To get such a great depth of field in this shot, two identical image focussed on different key points were combined in Photoshop CS3 using the layer stacking tool in 'Scripts'. A quick 'Google' will show you how.

Friday, 4 December 2009

Black Five!

Bath's Black 5 No. 45440 was normally limited to the 'Mainline', but on this rare occasion in the late summer of 1956 it was caught dropping off a bogie bolster wagon at Catcott Burtle.


I've had problem with this renumbered Hornby Black 5 never running that well. A few months ago I took the chassis apart to sort out the pickups. The result being that it stopped running completely - the pick-ups being held in place a very odd way. Anyway, to cut a long story short and with my new reading glasses to actually see what I'm doing, I had another go which was successful. 3 hours running in on a circle or track later (dodging the cat who kept trying to knock the loco off) and we have a very sweet runner indeed! Result! There's scope for further weathering in due course - jobs like that are best never rushed.

Thursday, 3 December 2009

Top up with the Grasmaster

The baloney....
58086 slows for Catcott with an afternoon service from Templecombe in August 1956.

Actually..... the real reason for this shot is to show off the topped up static grass using a Noch Grasmaster. The grass on the embankment was a little short, we all know that in real life (though very rarely modelled because most modellers are blind to anything outside the 4 foot because they're so wound up about the rather time expired 16.5mm vs 18.2 vs 18.83mm debate aka 'gauge rage') that rough wild grass can grow to in access of 4 feet in the summer months. The joy of static grass is that to gain extra height all one has to do is build up another layer on top of what's aleady there.
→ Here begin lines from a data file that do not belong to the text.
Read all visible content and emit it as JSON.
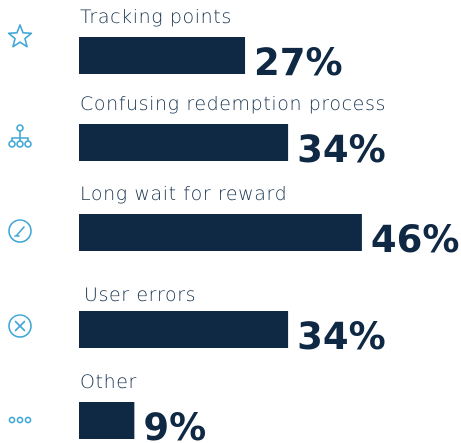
{
  "chart_data": {
    "type": "bar",
    "orientation": "horizontal",
    "categories": [
      "Tracking points",
      "Confusing redemption process",
      "Long wait for reward",
      "User errors",
      "Other"
    ],
    "values": [
      27,
      34,
      46,
      34,
      9
    ],
    "value_labels": [
      "27%",
      "34%",
      "46%",
      "34%",
      "9%"
    ],
    "unit": "%",
    "icons": [
      "star-icon",
      "sitemap-icon",
      "gauge-icon",
      "x-circle-icon",
      "ellipsis-icon"
    ],
    "colors": {
      "bar": "#0f2843",
      "label": "#1a3550",
      "icon": "#3fa6d6"
    },
    "title": "",
    "xlabel": "",
    "ylabel": ""
  }
}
The trick is to use paler more straw like tones for the top layer so as to depict the dead feathery tops.